Going with the Flow: Restoring the West Fork River Benefits People and Wildlife

web post
29 March 2015
By John Schmidt and Frank Jernejcic
Frank Jernejcic is Vice-President of UMRA and a retired WV-DNR Fisheries Biologist]

The Clarksburg Water Board’s approval Monday to remove three dams in the West Fork River is a decision that will benefit both people and wildlife in the river’s surrounding communities of Harrison County, West Virginia.

Our goal in removing the dams is to preserve our national heritage and legacy of abundant fish and wildlife, with places for families to experience nature, enjoy waterways and go fishing.

The waterway will be returned to free-flowing conditions not seen in nearly a century. The projects, which also include modifying a fourth dam for fish passage, will alleviate a safety hazard, re-open nearly 40 miles of river and encourage expansion of native smallmouth bass and muskellunge populations.

The river will be accessible and safe for fishermen, kayakers and others enjoying the West Fork River Water Trail.

Good water flow for fish and paddlers alike is assured by the mandatory minimum water release from Stonewall Jackson Dam in upstream Lewis County.

In addition, removing these dams will encourage a more diverse and resilient river environment that flushes nutrients, pollutants and sediment, and supports thriving fish and freshwater mussel populations.

These dam removals would be the first of their kind in the state of West Virginia, according to the West Virginia Department of Environmental Protection. Clarksburg will set a strong precedent for the future health of rivers in the state.

The right people have partnered with Clarksburg Water Board to ensure the success of this effort, including the U.S. Fish and Wildlife Service, U.S. Department of Agriculture-Natural Resources Conservation Service, West Virginia Division of Natural Resources and Canaan Valley Institute.

The U.S. Fish and Wildlife Service has vast experience in restoring rivers across the Northeast. Working closely with a diverse group of partners, we have improved water quality, reduced the effects of flooding and losses to property, and enhanced rivers for fish and other wildlife by removing more than 200 barriers to fish passage in the Northeast since 2009.

According to the peer-reviewed report, “Conserving America’s Fisheries: An Assessment of Economic Contributions from Fisheries and Aquatic Resource Conservation,” each mile of restored stream or river generates nearly $543,000 in direct and indirect benefit to local and regional economies once the river is in full productivity.

For the nearly 40 miles of habitat opened on the West Fork, we expect increased visitation and use of hotels and restaurants, bait purchases, increased property values and improved water quality to benefit the local economy.

We have secured funding from the Service’s National Fish Passage Program to remove the first two dams and are seeking additional support for removing the third dam and modifying the fourth dam. We expect to complete all projects by fall 2016.

In recognition of the historical value of these dams to the community, we welcome discussion on ways to honor and pay tribute to the dams through interpretation or other means. We also encourage public input as we create fisherman and boater accesses at the restored dam sites.

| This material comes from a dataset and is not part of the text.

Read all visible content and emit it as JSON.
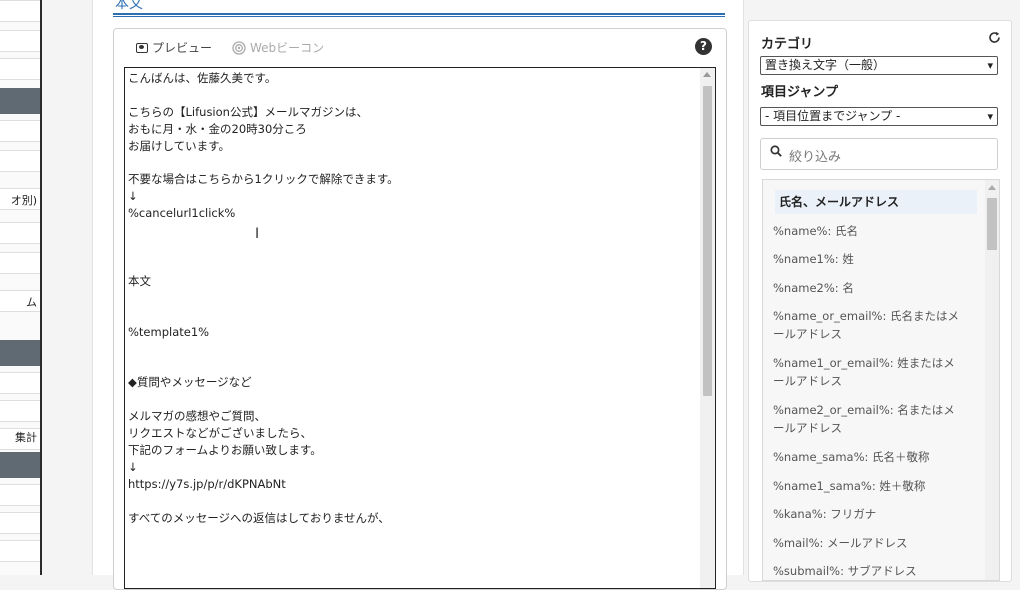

The West Fork River watershed provides some of the most beautiful scenery in this region and is a valuable natural resource. We support and encourage recreational uses such as fishing, boating, hiking and wildlife observation.

When the water flow is restored, the natural improvements to the river and watershed will only enhance the outdoor recreational opportunities and provide an economic boost for eco-tourism.

We believe this is a win-win solution for the local economy and our conservation mission.